This is a sad rant.
We start out our lives thinking we can do anything and we can be anything. Perhaps we even can be or do anything at this point. Our lives are clean slates, our destinies determined only by the spiraling series of disappointments and shortcomings that accompany us all the way to death.
Because, in the end, we’re all disappointed in ourselves. We’re never as great as we think we’ll be. Even those great humanitarians that do something wonderful and redefine history and essentially save us all still don’t believe they’ve really maxed out their potential. If they say they did, they’re lying. If we had done that one teensy little thing differently, maybe we would have become something great. Maybe if I didn’t pull that all-nighter watching Courage the Cowardly Dog reruns until six hours before my Honors Algebra 2 exam, I’d be at Harvard right now. Maybe if I had quit band in high school and focused more time on my writing, I’d have published a novel by now. I might have even won the Nobel Prize for Literature.

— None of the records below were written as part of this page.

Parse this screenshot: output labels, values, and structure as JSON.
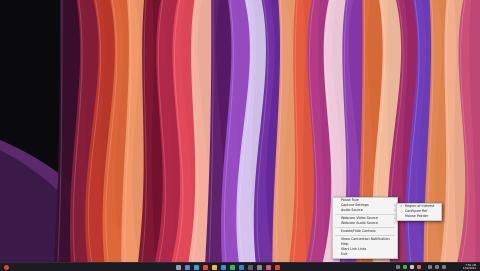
{
  "context_menu": {
    "items": [
      {
        "label": "Pause Rule",
        "checked": false,
        "submenu": false
      },
      {
        "label": "Capture Settings",
        "checked": false,
        "submenu": true
      },
      {
        "label": "Audio Source",
        "checked": false,
        "submenu": true
      },
      {
        "sep": true
      },
      {
        "label": "Webcam Video Source",
        "checked": false,
        "submenu": true
      },
      {
        "label": "Webcam Audio Source",
        "checked": false,
        "submenu": true
      },
      {
        "sep": true
      },
      {
        "label": "Enable/Hide Controls",
        "checked": false,
        "submenu": false
      },
      {
        "sep": true
      },
      {
        "label": "Show Connection Notification",
        "checked": false,
        "submenu": false
      },
      {
        "label": "Help",
        "checked": false,
        "submenu": false
      },
      {
        "label": "Start Link Links",
        "checked": false,
        "submenu": false
      },
      {
        "label": "Exit",
        "checked": false,
        "submenu": false
      }
    ]
  },
  "submenu": {
    "items": [
      {
        "label": "Region of Interest",
        "checked": true
      },
      {
        "label": "Configure Ref",
        "checked": false
      },
      {
        "label": "Mouse Pointer",
        "checked": false
      }
    ]
  },
  "taskbar": {
    "clock_time": "7:59 AM",
    "clock_date": "12/2/2022",
    "icons": [
      {
        "name": "search-icon",
        "color": "#9a9aa6"
      },
      {
        "name": "task-view-icon",
        "color": "#6f7fd6"
      },
      {
        "name": "edge-icon",
        "color": "#2fa6d9"
      },
      {
        "name": "chrome-icon",
        "color": "#e24a3b"
      },
      {
        "name": "file-explorer-icon",
        "color": "#e8b93a"
      },
      {
        "name": "store-icon",
        "color": "#3a8fe0"
      },
      {
        "name": "spotify-icon",
        "color": "#22c35d"
      },
      {
        "name": "vscode-icon",
        "color": "#2e86d4"
      },
      {
        "name": "terminal-icon",
        "color": "#5d5d6a"
      },
      {
        "name": "settings-icon",
        "color": "#8b8b95"
      },
      {
        "name": "photos-icon",
        "color": "#d65a8a"
      },
      {
        "name": "recorder-icon",
        "color": "#d94b2b"
      }
    ]
  }
}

In kindergarten, we were asked what we wanted to be when we grew up on a regular basis. I have no idea why; maybe it was meant to instill ambition and motivation in us at an early age, or to inspire us to dream big, or just a conversation piece because what the hell else is there to ask a kindergartener? I wanted to be a doctor, writer, and president, all while having a hamster and a husband waiting for me at home at the end of each busy day. The point is, no one told us we couldn’t be those things, and we never once entertained the thought that we might not be good enough to do them. Even the weird kid that wanted to be an airplane had unwavering faith in himself.
Then we got older. Grades started being a thing. GPAs spawned out of the earth, and suddenly we had a convenient, numeric system to objectively quantify everyone’s potential to reach said dreams. At around the same time, maybe a bit later, money became a thing. Not only were we able to systematically evaluate our ability to reach a dream, but now we had to also worry about maintaining that dream once we got it. Sure, becoming an airplane is hard, but how are you going to make money once you are an airplane? How are you going to pay the bills and buy jet fuel and take care of the little regional jets that need braces and are going to be going into airplane college eventually?
So, we altered our course at bit. Instead of being a firefighter, I’m going to be a lawyer because they also help people and make more money and I kind of get good grades so I can do it. Yeah, I can do it. And I’m going to be the best lawyer out there. I’m going to defend scandalous celebrities and take down greedy corporations and put serial killers behind bars. And when I’m old and ready to retire, my legacy will live on through a reality TV show staring my over-privileged kids.
And then college applications were due. Yeah, no Harvard for me. No Stanford or MIT or Berkley or any of those other universities that all the successive people had gone to. So, we go to whatever school we can get into. It’s not our top choice because it’s never our top choice, but it’ll do. Einstein didn’t even go to college, right? (He totally did, but this tends to be a popular rumor.) So, we’ll be whatever major will earn us a lot of money while being a subject matter we’re passionate about. But this just becomes a major that will get us a job and we can kind of handle the course load for. And we hope that when we graduate we’ll go somewhere other than our parents’ house or under the bridge with that guy that dropped out to start his own band.
And now, some people are gearing up to head out into the workforce, and some of us are going to sit around continuing our education, which is really just stalling the clock until our time runs out.
I was in the Midwest this weekend as part of a recruiting weekend for a certain delicious grad school with a prestigious chemistry program. I thought I was all set in life because I had gotten accepted for this special weekend that I had to apply for. I figured that since they took me for this, I was actually qualified for the program, and I’d be sure to get in, and finally, for once in my life, I would be “good enough.”
Then I realized how difficult the grad program was to get into, and how embarrassingly unqualified I was compared to every other person in the group. They had all done multiple years of cutting-edge research, took every single advanced chemistry class there was to be taken, complete with labs, took examinations for every single acronym that the English alphabet can spew out, and were bffs with all the best faculty who were right now constructing beautiful iambic pentameter sonnets as their letters of recommendation.
Yeah, I won’t be making the cut.
I’m not going to be the chemist that finds the cure for cancer or solves the energy crisis or discovers the meaning of the universe. I’m just going to puddle away in some lab, eking out a living under the radar. My name won’t appear in textbooks or on plaques in museums or in the title of a mechanism for a chemical reaction. I’m just going to fade away, forgotten, just another waste of a carbon footprint dirtying the planet.
And that is okay.